Once upon a time, there was a little island called Nowhere. On this island, there was just one of each kind of store. A grocery store, a car dealership, an insurance agency, a bank, and so on. It had been that way for 40 years. When visitors arrived, the first thing they noticed was the absence of advertising. No newspaper ads (No newspaper, actually), no store banners screaming “50% Off Sale!” No Grand Openings. No billboards. No radio or TV commercials. How weird.
Actually, it was quite natural, since none of these businesses had any competitors. If you wanted groceries, there was only one place to go. Same with all the other Nowhere businesses. So nobody needed to bother their heads with a thing called “positioning.” That is, explaining to customers and prospects what you offer that’s better than what your competitor offers. No competition, no advertising. Simple.
Everything was toodling along on in its friendly, non-competitive way on Nowhere, until one day, a second grocery store opened on the other side of the island. Steve, the manager of Grocery Store A, the original store, went into panic mode. The new store, Store B, was drawing away some of A’s customers with a newer look, bigger produce section, wider aisles and discounted prices. They’ve been posting handbills all over town inviting people to come in for a free hot dog and fries and a tour of the new store. How you gonna keep ’em down in Store A, after they’ve seen Store B? Good question. The answer is positioning Store A as a better choice than Store B in the minds of customers.
Steve thinks of some meaningful benefits Store A offers versus Store B:
Think wonderful thoughts...
• We’ve been in business for 40 years, so we know what Nowhere residents want and need.
• We’re family-owned, whereas Store B is part of an impersonal international chain.
• We know you, your parents, and their parents by name.
• We’re not the cheapest, but we’re the best.
• Our store personnel are experienced.

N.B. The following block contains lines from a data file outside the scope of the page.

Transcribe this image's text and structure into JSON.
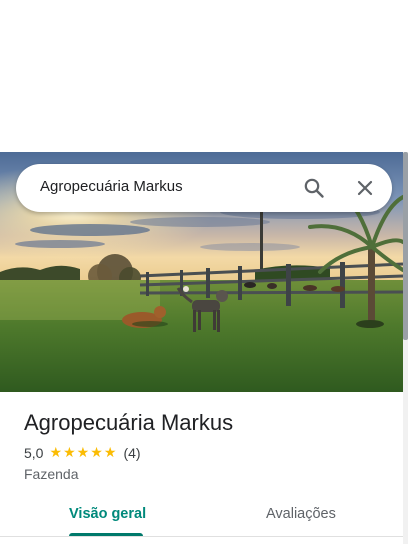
{
  "search": {
    "query": "Agropecuária Markus",
    "search_icon": "search-icon",
    "close_icon": "close-icon"
  },
  "hero": {
    "image": "farm-photo-dogs-sunset"
  },
  "place": {
    "name": "Agropecuária Markus",
    "rating": "5,0",
    "stars": 5,
    "review_count": "(4)",
    "category": "Fazenda"
  },
  "tabs": [
    {
      "label": "Visão geral",
      "active": true
    },
    {
      "label": "Avaliações",
      "active": false
    }
  ],
  "colors": {
    "accent": "#00796b",
    "star": "#fbbc04",
    "text_primary": "#202124",
    "text_secondary": "#5f6368"
  }
}
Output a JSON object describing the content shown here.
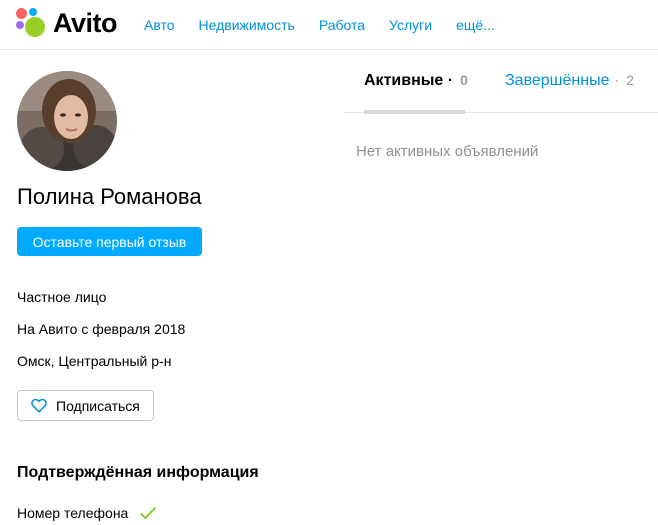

When you ask them a question about produce or meat, they know the answer.
• We’re closer to the main highway, so easier to get to.
• We support the Nowhere women’s softball team, AIDS walk, and various community service organizations.

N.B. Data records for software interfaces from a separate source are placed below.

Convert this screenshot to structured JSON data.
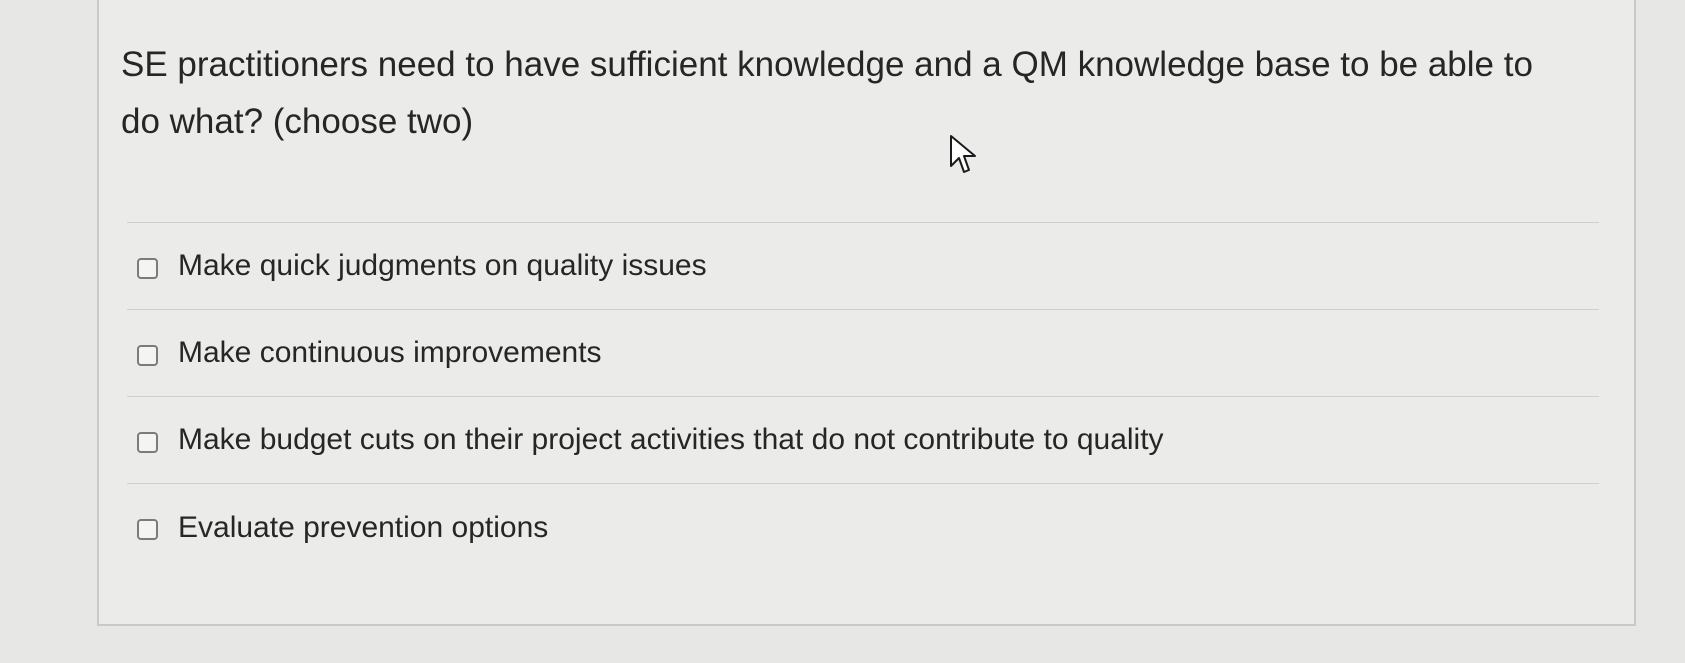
{
  "question": {
    "text": "SE practitioners need to have sufficient knowledge and a QM knowledge base to be able to do what? (choose two)"
  },
  "options": [
    {
      "label": "Make quick judgments on quality issues",
      "checked": false
    },
    {
      "label": "Make continuous improvements",
      "checked": false
    },
    {
      "label": "Make budget cuts on their project activities that do not contribute to quality",
      "checked": false
    },
    {
      "label": "Evaluate prevention options",
      "checked": false
    }
  ],
  "cursor": {
    "icon": "arrow-cursor-icon"
  }
}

• We offer bagging, carrying bags to your car, and drive-up service.
Whereas, Store B:
• Is staffed with young, inexperienced people.
• Has department managers who are from Somewhere island, where customers have very different tastes and lifestyles.
• Is a longer drive for most Nowhere residents.
• Offers cheaper prices because their stock is mostly off-brands from overseas.
• Is staffed with strangers who don’t know you.
• Is managed by a company executive from Belgium, who is unfamiliar with Nowhere’s environment.
• Carries items that Store A found Nowhere residents didn’t like.
• Has a long learning curve to know the community the way Store A does.
• Doesn’t sponsor community events.
• Keeps half the lights turned off to save on utilities, so you can’t see very well.
• Makes you bag your own groceries.
• Offers no carryout or drive-up conveniences.
Some positioning statements begin to emerge. Store A is “the one you know, and the one that knows you.” It’s the store where you find the things YOU want. A place that delivers exceptional expertise and service versus Store B.
Basically, “If you like a convenient store with an experienced staff that has known and taken care of you and your family for two generations, come to Store A. (As opposed to an impersonal, inconvenient new store with inexperienced help where you’re on your own, that is, Store B.)”
The positioning statement will have to be focused into a brief, memorable advertising tagline Store A can use in its advertising flyers (Steve realizes now he needs to start advertising to counter his competitor’s advertising, and probably to offer some discounted items and special events.).
Store B will probably position itself as the lower-cost alternative. Some people will always go for lower price. Nothing to be done about it. But many more people make purchases based on emotional connections or habit. That’s why “Tradition” is a big plus for many shoppers. And Store A has that going for it in spades.
So if any business has competitors — and outside of Nowhere, all businesses do — they must position themselves versus competition. And whether it’s in print, radio, TV, web messages, flyers or social media marketing, they must target and deliver their positioning messages to prospects and customers through some form of advertising.
So how do you begin to develop an effective positioning? By identifying your main competitor and making your strongest case for your business versus that competitor. Give it your best shot. With a strong strategy and focused messages targeted to the right audience, your communication campaign will, given enough time and an adequate media budget, yield positive business results for you.
Before you say it, I know, times are tough. Some businesses are laying off employees and putting off advertising and promotion. Buying “room in the box,” or space in the customer’s mind, is not cheap. But if you don’t do it, you leave a vacuum where your competitor can stake out territory. Then you’ll spend a lot more later trying to vacate the squatter from your former space.
Could you use help devising your most effective positioning, marketing strategy and creative strategy? Call me at 913-236-7595. Let me put my 20 years of ad agency experience to work for you. Together, we can position your business against your competition — to win.
‘Cause there’s no place like Nowhere.